Instructions for the task >>
Reproduce the records below exactly as shown.

Excerpts from an interface dataset:

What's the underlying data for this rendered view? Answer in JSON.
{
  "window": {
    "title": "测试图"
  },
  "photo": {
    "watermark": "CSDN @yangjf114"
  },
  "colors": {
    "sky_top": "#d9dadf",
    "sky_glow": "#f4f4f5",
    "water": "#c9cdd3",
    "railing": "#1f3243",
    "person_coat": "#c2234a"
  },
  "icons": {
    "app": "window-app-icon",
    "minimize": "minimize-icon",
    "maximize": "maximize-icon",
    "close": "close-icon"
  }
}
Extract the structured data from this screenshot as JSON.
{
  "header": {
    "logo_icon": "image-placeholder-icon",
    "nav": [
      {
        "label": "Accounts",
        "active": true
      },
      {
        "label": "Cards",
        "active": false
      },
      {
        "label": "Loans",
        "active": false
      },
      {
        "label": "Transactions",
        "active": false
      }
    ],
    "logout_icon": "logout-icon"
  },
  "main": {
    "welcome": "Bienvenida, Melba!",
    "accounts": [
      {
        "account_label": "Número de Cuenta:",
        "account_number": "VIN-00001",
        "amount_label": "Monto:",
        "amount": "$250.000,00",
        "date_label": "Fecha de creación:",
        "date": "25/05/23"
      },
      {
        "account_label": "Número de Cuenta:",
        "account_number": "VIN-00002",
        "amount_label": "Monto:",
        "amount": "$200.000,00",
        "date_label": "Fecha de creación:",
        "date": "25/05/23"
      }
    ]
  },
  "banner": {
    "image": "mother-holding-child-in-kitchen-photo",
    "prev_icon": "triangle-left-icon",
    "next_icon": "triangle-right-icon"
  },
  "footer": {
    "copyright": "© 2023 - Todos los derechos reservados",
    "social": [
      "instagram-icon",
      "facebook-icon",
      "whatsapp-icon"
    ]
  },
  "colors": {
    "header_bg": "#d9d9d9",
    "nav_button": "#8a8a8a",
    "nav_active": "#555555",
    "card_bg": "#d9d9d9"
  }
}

Task output >>
What's the underlying data for this rendered view? Answer in JSON.
{
  "window": {
    "title": "测试图"
  },
  "photo": {
    "watermark": "CSDN @yangjf114"
  },
  "colors": {
    "sky_top": "#d9dadf",
    "sky_glow": "#f4f4f5",
    "water": "#c9cdd3",
    "railing": "#1f3243",
    "person_coat": "#c2234a"
  },
  "icons": {
    "app": "window-app-icon",
    "minimize": "minimize-icon",
    "maximize": "maximize-icon",
    "close": "close-icon"
  }
}
Extract the structured data from this screenshot as JSON.
{
  "header": {
    "logo_icon": "image-placeholder-icon",
    "nav": [
      {
        "label": "Accounts",
        "active": true
      },
      {
        "label": "Cards",
        "active": false
      },
      {
        "label": "Loans",
        "active": false
      },
      {
        "label": "Transactions",
        "active": false
      }
    ],
    "logout_icon": "logout-icon"
  },
  "main": {
    "welcome": "Bienvenida, Melba!",
    "accounts": [
      {
        "account_label": "Número de Cuenta:",
        "account_number": "VIN-00001",
        "amount_label": "Monto:",
        "amount": "$250.000,00",
        "date_label": "Fecha de creación:",
        "date": "25/05/23"
      },
      {
        "account_label": "Número de Cuenta:",
        "account_number": "VIN-00002",
        "amount_label": "Monto:",
        "amount": "$200.000,00",
        "date_label": "Fecha de creación:",
        "date": "25/05/23"
      }
    ]
  },
  "banner": {
    "image": "mother-holding-child-in-kitchen-photo",
    "prev_icon": "triangle-left-icon",
    "next_icon": "triangle-right-icon"
  },
  "footer": {
    "copyright": "© 2023 - Todos los derechos reservados",
    "social": [
      "instagram-icon",
      "facebook-icon",
      "whatsapp-icon"
    ]
  },
  "colors": {
    "header_bg": "#d9d9d9",
    "nav_button": "#8a8a8a",
    "nav_active": "#555555",
    "card_bg": "#d9d9d9"
  }
}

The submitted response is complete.